This title track is the last song on Abdu Ali’s transcendent new album, FIYAH!!!, released last week, and yet, in a way, it’s a beginning. The experimental artist has spent the last several years defying all musical boundaries in honing their homegrown hometown craft, and with each new release, the Baltimore native has found new ways to fuse the genres that shaped them—Bmore club, hip-hop, jazz, soul. And now, with this fifth record, they emerge anew, presenting a truly unique amalgam of sound that only Abdu and their journey as a queer black artist born and bred in this city could create. This vivacious song, in particular, captures their intensity, ingenuity, and free-spirited live shows, now featuring the sonic elevation of a full band. The lyrical mantra—“I’m here now, I woke up today, fire in my soul, I’m here to stay”—tells you all you need to know. This is just the beginning. See for yourself when they play live tonight at the Ottobar.
“Gnat Booty” by Black Root Underground*

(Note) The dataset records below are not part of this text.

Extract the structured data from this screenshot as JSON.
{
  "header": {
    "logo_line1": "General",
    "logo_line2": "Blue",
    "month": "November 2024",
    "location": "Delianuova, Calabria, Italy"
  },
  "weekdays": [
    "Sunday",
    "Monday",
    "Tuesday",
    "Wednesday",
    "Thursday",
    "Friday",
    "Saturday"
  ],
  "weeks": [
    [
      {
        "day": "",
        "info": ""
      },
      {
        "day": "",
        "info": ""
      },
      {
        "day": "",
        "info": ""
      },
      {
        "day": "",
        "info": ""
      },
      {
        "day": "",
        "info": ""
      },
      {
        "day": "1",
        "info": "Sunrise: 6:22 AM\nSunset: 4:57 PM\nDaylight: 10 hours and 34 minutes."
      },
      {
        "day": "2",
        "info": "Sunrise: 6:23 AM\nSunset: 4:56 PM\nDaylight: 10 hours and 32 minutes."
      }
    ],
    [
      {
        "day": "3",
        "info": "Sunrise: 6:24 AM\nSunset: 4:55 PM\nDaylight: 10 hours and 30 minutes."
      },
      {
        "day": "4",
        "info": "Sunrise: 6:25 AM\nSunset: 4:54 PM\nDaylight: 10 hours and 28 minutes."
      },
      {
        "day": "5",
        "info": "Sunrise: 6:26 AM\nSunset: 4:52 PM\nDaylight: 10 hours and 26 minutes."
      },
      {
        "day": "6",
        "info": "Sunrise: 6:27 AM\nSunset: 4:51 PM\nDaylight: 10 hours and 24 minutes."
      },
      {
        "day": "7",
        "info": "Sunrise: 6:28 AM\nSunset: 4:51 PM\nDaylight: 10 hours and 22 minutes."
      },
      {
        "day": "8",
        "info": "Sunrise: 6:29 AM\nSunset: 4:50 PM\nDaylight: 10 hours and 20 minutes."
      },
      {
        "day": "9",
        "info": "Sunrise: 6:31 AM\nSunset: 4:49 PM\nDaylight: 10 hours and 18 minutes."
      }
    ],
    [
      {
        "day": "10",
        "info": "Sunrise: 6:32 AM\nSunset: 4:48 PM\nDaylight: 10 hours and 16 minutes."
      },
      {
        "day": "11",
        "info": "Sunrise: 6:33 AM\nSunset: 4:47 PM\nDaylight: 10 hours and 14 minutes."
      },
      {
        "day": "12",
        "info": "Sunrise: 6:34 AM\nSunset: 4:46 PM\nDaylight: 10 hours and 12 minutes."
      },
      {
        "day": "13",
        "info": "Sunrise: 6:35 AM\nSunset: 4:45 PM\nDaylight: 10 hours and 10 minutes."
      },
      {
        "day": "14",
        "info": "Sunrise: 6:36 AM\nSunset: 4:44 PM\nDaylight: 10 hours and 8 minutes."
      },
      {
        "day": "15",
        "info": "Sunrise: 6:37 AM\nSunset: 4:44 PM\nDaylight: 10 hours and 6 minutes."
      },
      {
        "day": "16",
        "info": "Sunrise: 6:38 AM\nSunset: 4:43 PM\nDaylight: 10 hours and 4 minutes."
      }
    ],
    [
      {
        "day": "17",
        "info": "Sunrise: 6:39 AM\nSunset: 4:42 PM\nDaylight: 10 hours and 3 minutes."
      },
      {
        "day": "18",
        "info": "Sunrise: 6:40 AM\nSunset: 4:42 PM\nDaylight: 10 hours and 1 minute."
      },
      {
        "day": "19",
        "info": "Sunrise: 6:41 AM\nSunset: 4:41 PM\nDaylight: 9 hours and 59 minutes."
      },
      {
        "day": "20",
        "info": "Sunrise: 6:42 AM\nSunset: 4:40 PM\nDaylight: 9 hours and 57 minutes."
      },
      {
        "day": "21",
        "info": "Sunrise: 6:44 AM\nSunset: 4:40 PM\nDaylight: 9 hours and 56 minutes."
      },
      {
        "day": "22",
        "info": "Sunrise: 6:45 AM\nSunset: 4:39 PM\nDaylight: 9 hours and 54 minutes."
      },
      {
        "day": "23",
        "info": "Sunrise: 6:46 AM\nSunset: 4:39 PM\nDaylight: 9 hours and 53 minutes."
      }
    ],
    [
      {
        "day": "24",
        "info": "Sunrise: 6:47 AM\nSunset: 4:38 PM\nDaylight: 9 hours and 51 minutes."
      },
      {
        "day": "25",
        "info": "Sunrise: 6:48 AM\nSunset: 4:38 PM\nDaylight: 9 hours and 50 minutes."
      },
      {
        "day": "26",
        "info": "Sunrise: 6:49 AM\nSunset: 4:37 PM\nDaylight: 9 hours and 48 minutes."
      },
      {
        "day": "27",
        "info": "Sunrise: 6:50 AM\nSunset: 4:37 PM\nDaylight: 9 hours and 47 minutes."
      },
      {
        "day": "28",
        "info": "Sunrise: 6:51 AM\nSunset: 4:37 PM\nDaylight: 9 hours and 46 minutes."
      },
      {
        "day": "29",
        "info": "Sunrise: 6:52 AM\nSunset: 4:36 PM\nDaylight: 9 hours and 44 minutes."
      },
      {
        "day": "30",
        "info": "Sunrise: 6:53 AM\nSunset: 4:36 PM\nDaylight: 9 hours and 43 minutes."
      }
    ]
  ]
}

In Baltimore, funk is alive and well thanks to the six-piece hip-hop collective of Black Root Underground. Fusing both sounds with blues, soul, reggae, and spoken-word poetry, these multi-instrumentalists create an all-around feel-good sound, fueled by drums, didgeridoos, trombones, bass, and keys. Together, they create high-octane rhythms that propel forward Blackroot’s own energetic verses, playing on positivity, humor, and fun. Take this new single off the new album Root Canal. It’s as much an old-school James Brown show as it is a trip to Preservation Hall in New Orleans, where the lead singer refers to himself as “a large child with a really nice beard.” Be sure to check out one of their live performances, which include audience participation, encouraging the crowd, like the Godfather of Funk himself, to get on up out of their chairs.
“Grammy Speech” by Kotic Couture
There are few artists in Baltimore these days with better lyrical finesse than Kotic Couture. With a deliberate delivery and warm, husky, heartfelt vocals, the rising rap artist has become a force to be reckoned with on the local scene, drawing on their own story to honestly speak to dreams, doubts, and staying steadfastly true to yourself. “I’m at peace with my past, it can no longer haunt me,” they declare over lilting strings in this new track, featuring singer Lavon, off their upcoming album, Diary of a Dreamer, laying out a mission statement of sorts. It introduces new listeners to their lyrical prowess and storytelling swagger, and cements their ambitions and intentions for longtime fans and their future self. Fans have flocked for braggadocious party starters such as “Drippin’” and “Go Awff,” but this more reserved moment of vulnerability showcases how versatile Kotic can truly be.
“Stay Right Here” by Micah E. Wood
Leave it to electronic troubadour Micah E. Wood to turn heartache into a club-ready bop. On this track, as in much of his forthcoming self-titled third album, due out May 17, Wood’s trademark talk-sing sentimentality returns, but with a bigger, bolder, newly-baring-it-all sound. Heart on his sleeve, he embraces new emotions, reassesses old ones, and doesn’t hold back with fresh vocal highs. As the title suggests, this love song for long-distance relationships is about not wanting to say goodbye, but owning your own desires and needs, and, ultimately, letting go. As the infectious rhythm swells, amorphous local musician Josh Stokes joins in for a soulful verse and smooth backup vocals alongside his sister, R&B singer-songwriter Bobbi Rush, adding an extra dose of urgency to this fiery, fervent track.
“I See Her Face” By Outer Spaces
This first single off Outer Spaces’ upcoming Gazing Globe gives us all the warm-weather feels. It burns like early summer. It rambles like a sunset drive. It aches like the early days of a fleeting crush. Maybe it’s the jangly strums of guitar, the steady subtle drum beats, or frontwoman Cara Beth Stalino’s low, listless vocals, but it’s all reminiscent of humid Maryland heat. A follow-up to the band’s 2016 debut, this new bittersweet indie-pop record follows the singer’s recent breakup and forges a path for finding herself again. Though you never quite know whose face she sees hiding in the sun, by the end of the searing crescendo, you think it might be her own.
*Not on Spotify. We’ll add it to the playlist when it becomes available.